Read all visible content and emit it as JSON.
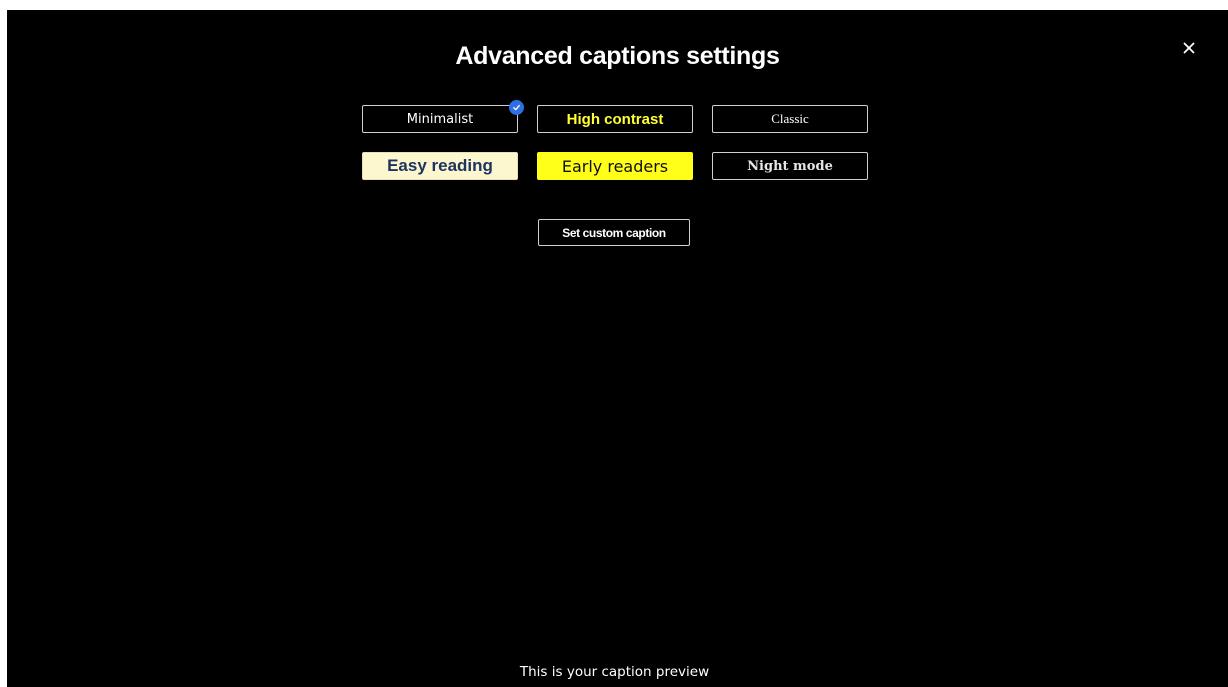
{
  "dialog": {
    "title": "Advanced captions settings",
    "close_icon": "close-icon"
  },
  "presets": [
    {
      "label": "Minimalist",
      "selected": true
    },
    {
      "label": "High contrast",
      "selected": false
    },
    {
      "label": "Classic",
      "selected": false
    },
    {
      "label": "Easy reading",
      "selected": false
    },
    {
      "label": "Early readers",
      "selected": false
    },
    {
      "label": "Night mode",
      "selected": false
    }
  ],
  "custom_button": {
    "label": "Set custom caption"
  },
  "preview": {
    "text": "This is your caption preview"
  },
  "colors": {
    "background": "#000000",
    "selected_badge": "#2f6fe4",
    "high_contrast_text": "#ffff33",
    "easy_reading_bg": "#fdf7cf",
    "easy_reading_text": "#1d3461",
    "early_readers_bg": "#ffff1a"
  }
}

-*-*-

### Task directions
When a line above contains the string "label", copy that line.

### Answer for this exercise
      "label": "Minimalist",
      "label": "High contrast",
      "label": "Classic",
      "label": "Easy reading",
      "label": "Early readers",
      "label": "Night mode",
    "label": "Set custom caption"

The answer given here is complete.